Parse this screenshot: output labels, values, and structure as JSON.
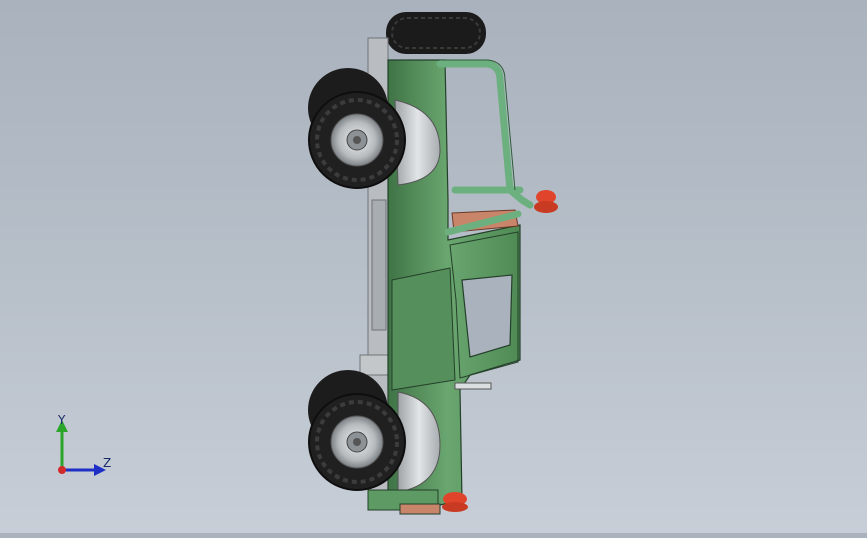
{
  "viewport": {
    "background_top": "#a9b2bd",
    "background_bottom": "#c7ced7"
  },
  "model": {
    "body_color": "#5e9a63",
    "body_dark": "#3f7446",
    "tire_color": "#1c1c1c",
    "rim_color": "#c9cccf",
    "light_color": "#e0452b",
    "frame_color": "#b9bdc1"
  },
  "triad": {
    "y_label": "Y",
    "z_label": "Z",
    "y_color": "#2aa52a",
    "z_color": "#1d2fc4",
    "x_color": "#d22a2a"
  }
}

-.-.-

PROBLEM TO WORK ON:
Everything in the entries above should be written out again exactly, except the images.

YOUR RESPONSE:
Parse this screenshot: output labels, values, and structure as JSON.
{
  "viewport": {
    "background_top": "#a9b2bd",
    "background_bottom": "#c7ced7"
  },
  "model": {
    "body_color": "#5e9a63",
    "body_dark": "#3f7446",
    "tire_color": "#1c1c1c",
    "rim_color": "#c9cccf",
    "light_color": "#e0452b",
    "frame_color": "#b9bdc1"
  },
  "triad": {
    "y_label": "Y",
    "z_label": "Z",
    "y_color": "#2aa52a",
    "z_color": "#1d2fc4",
    "x_color": "#d22a2a"
  }
}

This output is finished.